Your instructions:
Leaving out the images, return the data below exactly as it is written.

(Dataset rows describing interfaces)
═══

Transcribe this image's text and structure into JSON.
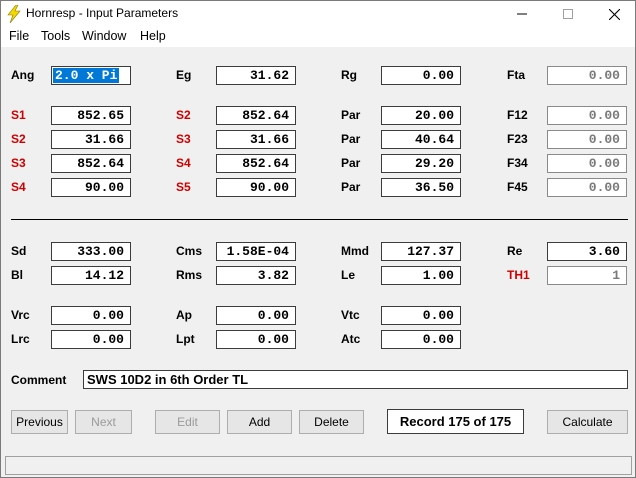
{
  "window": {
    "title": "Hornresp - Input Parameters",
    "minimize_glyph": "—",
    "maximize_glyph": "☐",
    "close_glyph": "✕"
  },
  "menu": [
    "File",
    "Tools",
    "Window",
    "Help"
  ],
  "top_row": [
    {
      "label": "Ang",
      "value": "2.0 x Pi"
    },
    {
      "label": "Eg",
      "value": "31.62"
    },
    {
      "label": "Rg",
      "value": "0.00"
    },
    {
      "label": "Fta",
      "value": "0.00"
    }
  ],
  "segments": [
    [
      {
        "label": "S1",
        "value": "852.65"
      },
      {
        "label": "S2",
        "value": "852.64"
      },
      {
        "label": "Par",
        "value": "20.00"
      },
      {
        "label": "F12",
        "value": "0.00"
      }
    ],
    [
      {
        "label": "S2",
        "value": "31.66"
      },
      {
        "label": "S3",
        "value": "31.66"
      },
      {
        "label": "Par",
        "value": "40.64"
      },
      {
        "label": "F23",
        "value": "0.00"
      }
    ],
    [
      {
        "label": "S3",
        "value": "852.64"
      },
      {
        "label": "S4",
        "value": "852.64"
      },
      {
        "label": "Par",
        "value": "29.20"
      },
      {
        "label": "F34",
        "value": "0.00"
      }
    ],
    [
      {
        "label": "S4",
        "value": "90.00"
      },
      {
        "label": "S5",
        "value": "90.00"
      },
      {
        "label": "Par",
        "value": "36.50"
      },
      {
        "label": "F45",
        "value": "0.00"
      }
    ]
  ],
  "driver_row1": [
    {
      "label": "Sd",
      "value": "333.00"
    },
    {
      "label": "Cms",
      "value": "1.58E-04"
    },
    {
      "label": "Mmd",
      "value": "127.37"
    },
    {
      "label": "Re",
      "value": "3.60"
    }
  ],
  "driver_row2": [
    {
      "label": "Bl",
      "value": "14.12"
    },
    {
      "label": "Rms",
      "value": "3.82"
    },
    {
      "label": "Le",
      "value": "1.00"
    },
    {
      "label": "TH1",
      "value": "1"
    }
  ],
  "chamber_row1": [
    {
      "label": "Vrc",
      "value": "0.00"
    },
    {
      "label": "Ap",
      "value": "0.00"
    },
    {
      "label": "Vtc",
      "value": "0.00"
    }
  ],
  "chamber_row2": [
    {
      "label": "Lrc",
      "value": "0.00"
    },
    {
      "label": "Lpt",
      "value": "0.00"
    },
    {
      "label": "Atc",
      "value": "0.00"
    }
  ],
  "comment": {
    "label": "Comment",
    "value": "SWS 10D2 in 6th Order TL"
  },
  "buttons": {
    "previous": "Previous",
    "next": "Next",
    "edit": "Edit",
    "add": "Add",
    "delete": "Delete",
    "calculate": "Calculate"
  },
  "record": "Record 175 of 175",
  "colors": {
    "red_label": "#cc0000",
    "selection": "#0078d7",
    "icon_yellow": "#f5d800"
  }
}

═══

Answer for the task:
Transcribe this image's text and structure into JSON.
{
  "window": {
    "title": "Hornresp - Input Parameters",
    "minimize_glyph": "—",
    "maximize_glyph": "☐",
    "close_glyph": "✕"
  },
  "menu": [
    "File",
    "Tools",
    "Window",
    "Help"
  ],
  "top_row": [
    {
      "label": "Ang",
      "value": "2.0 x Pi"
    },
    {
      "label": "Eg",
      "value": "31.62"
    },
    {
      "label": "Rg",
      "value": "0.00"
    },
    {
      "label": "Fta",
      "value": "0.00"
    }
  ],
  "segments": [
    [
      {
        "label": "S1",
        "value": "852.65"
      },
      {
        "label": "S2",
        "value": "852.64"
      },
      {
        "label": "Par",
        "value": "20.00"
      },
      {
        "label": "F12",
        "value": "0.00"
      }
    ],
    [
      {
        "label": "S2",
        "value": "31.66"
      },
      {
        "label": "S3",
        "value": "31.66"
      },
      {
        "label": "Par",
        "value": "40.64"
      },
      {
        "label": "F23",
        "value": "0.00"
      }
    ],
    [
      {
        "label": "S3",
        "value": "852.64"
      },
      {
        "label": "S4",
        "value": "852.64"
      },
      {
        "label": "Par",
        "value": "29.20"
      },
      {
        "label": "F34",
        "value": "0.00"
      }
    ],
    [
      {
        "label": "S4",
        "value": "90.00"
      },
      {
        "label": "S5",
        "value": "90.00"
      },
      {
        "label": "Par",
        "value": "36.50"
      },
      {
        "label": "F45",
        "value": "0.00"
      }
    ]
  ],
  "driver_row1": [
    {
      "label": "Sd",
      "value": "333.00"
    },
    {
      "label": "Cms",
      "value": "1.58E-04"
    },
    {
      "label": "Mmd",
      "value": "127.37"
    },
    {
      "label": "Re",
      "value": "3.60"
    }
  ],
  "driver_row2": [
    {
      "label": "Bl",
      "value": "14.12"
    },
    {
      "label": "Rms",
      "value": "3.82"
    },
    {
      "label": "Le",
      "value": "1.00"
    },
    {
      "label": "TH1",
      "value": "1"
    }
  ],
  "chamber_row1": [
    {
      "label": "Vrc",
      "value": "0.00"
    },
    {
      "label": "Ap",
      "value": "0.00"
    },
    {
      "label": "Vtc",
      "value": "0.00"
    }
  ],
  "chamber_row2": [
    {
      "label": "Lrc",
      "value": "0.00"
    },
    {
      "label": "Lpt",
      "value": "0.00"
    },
    {
      "label": "Atc",
      "value": "0.00"
    }
  ],
  "comment": {
    "label": "Comment",
    "value": "SWS 10D2 in 6th Order TL"
  },
  "buttons": {
    "previous": "Previous",
    "next": "Next",
    "edit": "Edit",
    "add": "Add",
    "delete": "Delete",
    "calculate": "Calculate"
  },
  "record": "Record 175 of 175",
  "colors": {
    "red_label": "#cc0000",
    "selection": "#0078d7",
    "icon_yellow": "#f5d800"
  }
}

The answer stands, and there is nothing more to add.